To really understand this article, you have to understand how things work around our house. It's pretty simple - I am forbidden, under penalty of grievous bodily harm, from touching my partner's computer unless I am specifically asked to do so.

To really understand this article, you have to understand how things work around our house. It's pretty simple - I am forbidden, under penalty of grievous bodily harm, from touching my partner's computer unless I am specifically asked to do so. It is a rather old HP desktop, which we got second-hand through a friend (thanks again Ueli, it's still working great), and it does exactly what she wants. It is running Windows XP, which bothers me a bit, but did I mention that it does exactly what she wants, she knows exactly how to use it, and if I attempt to change or "improve" anything on it I am likely to lose some vital bodily parts? In all honesty, seeing what people have gone through with "updates" to Windows Vista, Windows 7, MS Office 2007 and MS Office 2010, it would be difficult to argue that her attitude is wrong, or that it has not paid off by saving her a massive amount of lost time over the past four or five years, and what, exactly has she missed out on?

Anyway, she recently asked me to take a look at it, because it was complaining about low disk space. I checked, and sure enough it had something silly like 400 MB of free space. I looked a little deeper, and saw that it had a 40 GB IDE disk drive! Yikes! Yes, you read that right. As I said, it is old, and I haven't touched it for years. So, it was obviously time for an upgrade. I talked to her about the possibilities - a new computer, or a recycled computer again, or I could build a mini-desktop for her... but all of those involved a lot of work, and a lot of disruption, and a lot of trial-and-error getting all the necessary software and applications set up on the new system. It would make a lot more sense to just swap to a larger disk drive.

That was when I saw the announcement on DistroWatch of a new release of Clonezilla. I haven't looked at Clonezilla in quite a few years, but if I could use it to just copy everything to a larger disk drive, that could be great. I dug around in the closet, and found an unused 320GB IDE disk drive, and an external 3.5" USB/IDE disk enclosure. I downloaded the Clonezilla ISO, and burned it to a mini-CD - it's only 125MB. I took all that down to her computer, connected the USB drive and booted the LiveCD. Everything is very obvious. It asks quite a few questions, to make absolutely sure that you are doing what you want/need/intended. I used "clone from drive to drive", and it did exactly that. It took about 30 minutes to copy everything, including bootloader, partition table and 37 GB of data. When it was done I swapped the disk drives - HP have done a very good job of making removing and replacing drives easy - hit the power button, and it came right up! Hooray! Wow! That could hardly have been easier.
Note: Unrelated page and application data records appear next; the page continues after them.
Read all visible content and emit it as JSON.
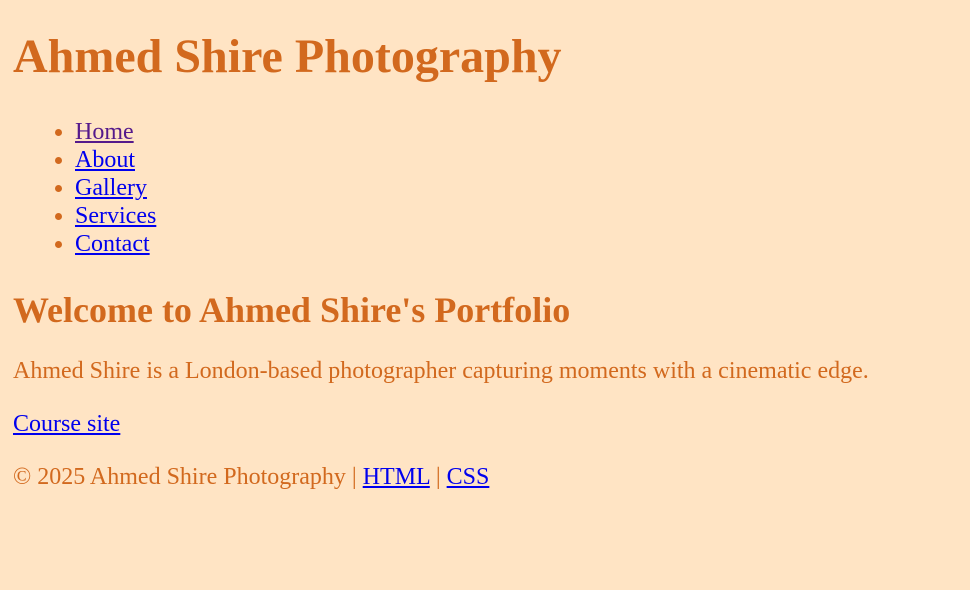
{
  "header": {
    "title": "Ahmed Shire Photography"
  },
  "nav": {
    "items": [
      {
        "label": "Home"
      },
      {
        "label": "About"
      },
      {
        "label": "Gallery"
      },
      {
        "label": "Services"
      },
      {
        "label": "Contact"
      }
    ]
  },
  "main": {
    "heading": "Welcome to Ahmed Shire's Portfolio",
    "intro": "Ahmed Shire is a London-based photographer capturing moments with a cinematic edge.",
    "course_link": "Course site"
  },
  "footer": {
    "copyright": "© 2025 Ahmed Shire Photography",
    "sep1": " | ",
    "html_link": "HTML",
    "sep2": " | ",
    "css_link": "CSS"
  },
  "colors": {
    "background": "#ffe4c4",
    "text": "#d2691e",
    "link": "#0000ee",
    "visited_link": "#551a8b"
  }
}
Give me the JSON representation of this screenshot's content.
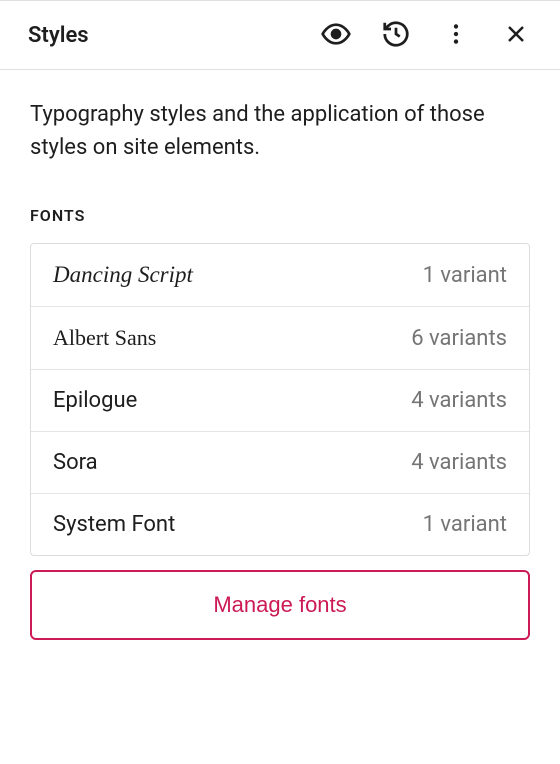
{
  "header": {
    "title": "Styles"
  },
  "description": "Typography styles and the application of those styles on site elements.",
  "section_label": "FONTS",
  "fonts": [
    {
      "name": "Dancing Script",
      "variants": "1 variant"
    },
    {
      "name": "Albert Sans",
      "variants": "6 variants"
    },
    {
      "name": "Epilogue",
      "variants": "4 variants"
    },
    {
      "name": "Sora",
      "variants": "4 variants"
    },
    {
      "name": "System Font",
      "variants": "1 variant"
    }
  ],
  "manage_button": "Manage fonts"
}
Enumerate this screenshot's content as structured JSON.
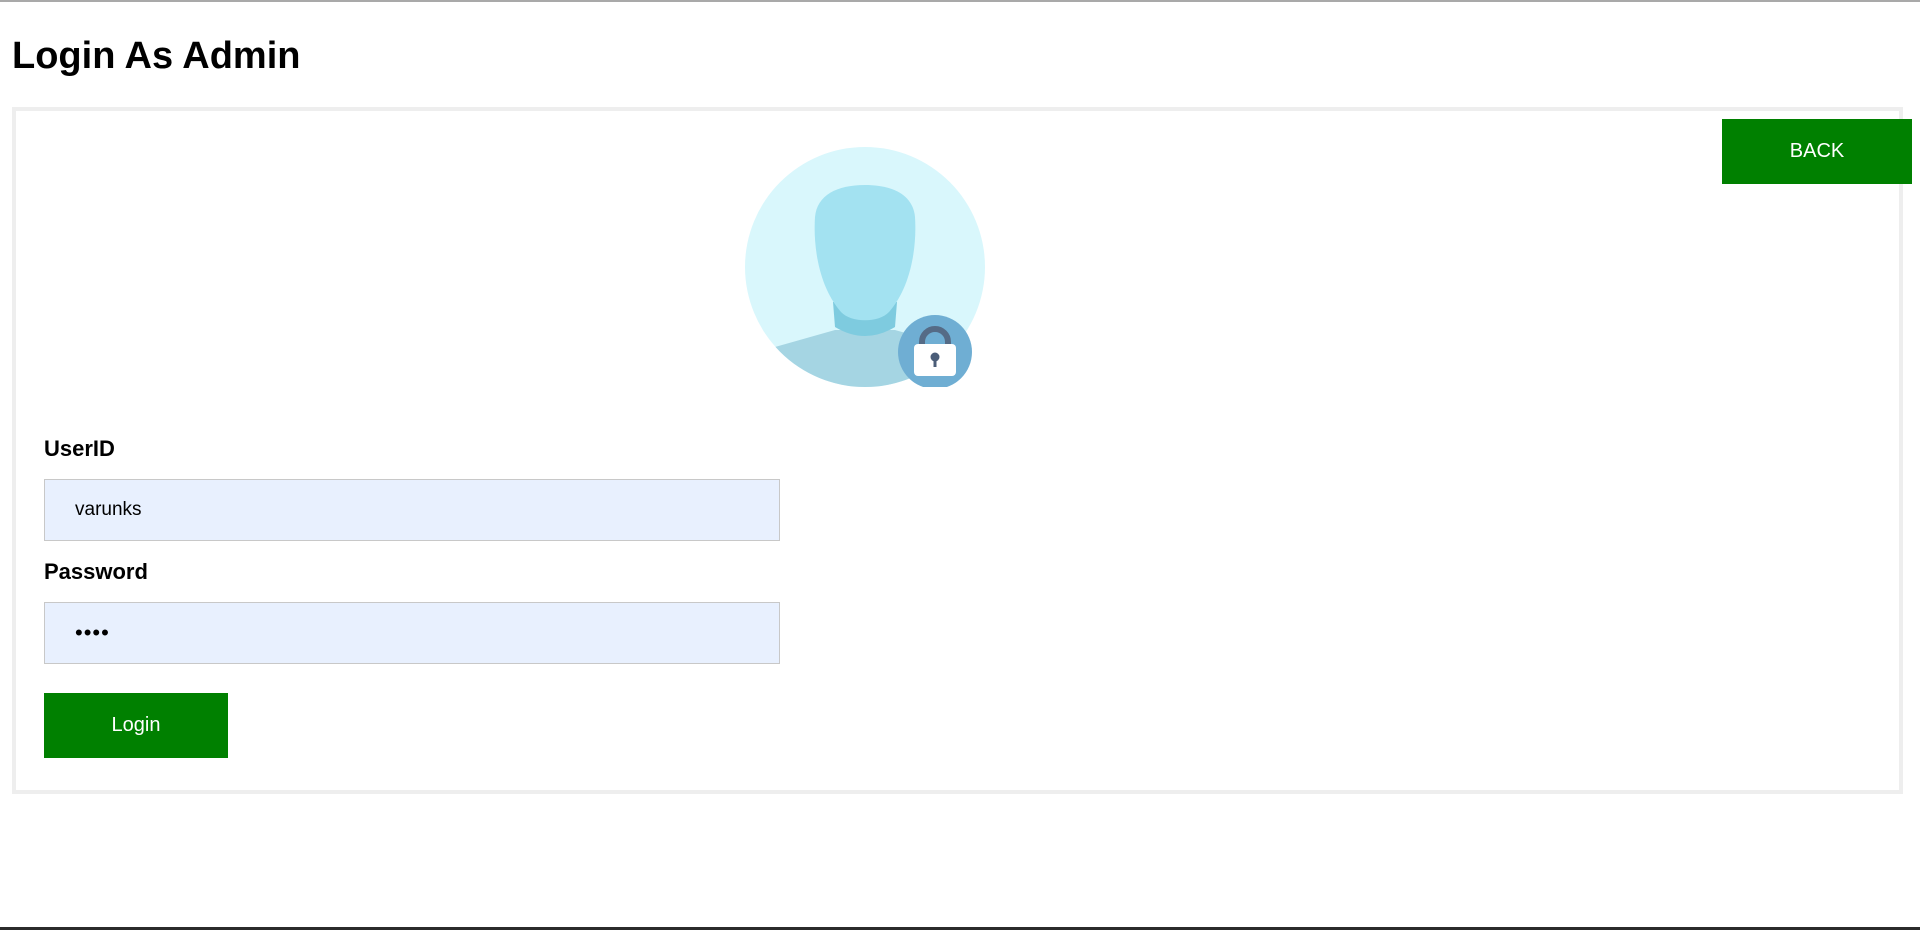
{
  "page": {
    "title": "Login As Admin"
  },
  "header": {
    "back_label": "BACK"
  },
  "form": {
    "userid_label": "UserID",
    "userid_value": "varunks",
    "password_label": "Password",
    "password_value": "••••",
    "login_label": "Login"
  },
  "icons": {
    "avatar": "admin-avatar-lock-icon"
  },
  "colors": {
    "button_green": "#008000",
    "input_fill": "#e8f0fe",
    "avatar_circle": "#d9f7fc",
    "avatar_head": "#a3e2f1",
    "avatar_shoulders": "#a5d5e3",
    "lock_badge": "#6faed3"
  }
}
Of course, because Clonezilla literally copied everything from the old drive to the new, the Windows partition on the new drive was still only 40GB, and was still almost full. I could probably have told it to expand the partition at the same time, but I was using it in "beginner" mode, and I didn't want to risk having something go wrong. So now all I did was boot a Linux Mint LiveCD and use GParted to increase the partition size to 120GB. That took all of two minutes. Just think about that, less than an hour of work, compared to spending several hundred francs on a replacement system, and then most of the weekend reinstalling Windows XP, installing and configuring applications, trying it to see what we had missed or forgotten, worrying about not having copied over all of her data. This was a major win.

By the way, please don't mention this to her, but since I was already running GParted from a Linux Mint Debian Edition LiveCD, I took the opportunity to set up a little partition at the end of the new disk drive and install LMDE on it. Just in case, you know... if something should go seriously wrong, I can always boot Linux to sort it out. Not that I would ever go in there and touch her computer, now that it is working again. But just in case, you know...

jw 22/1/2011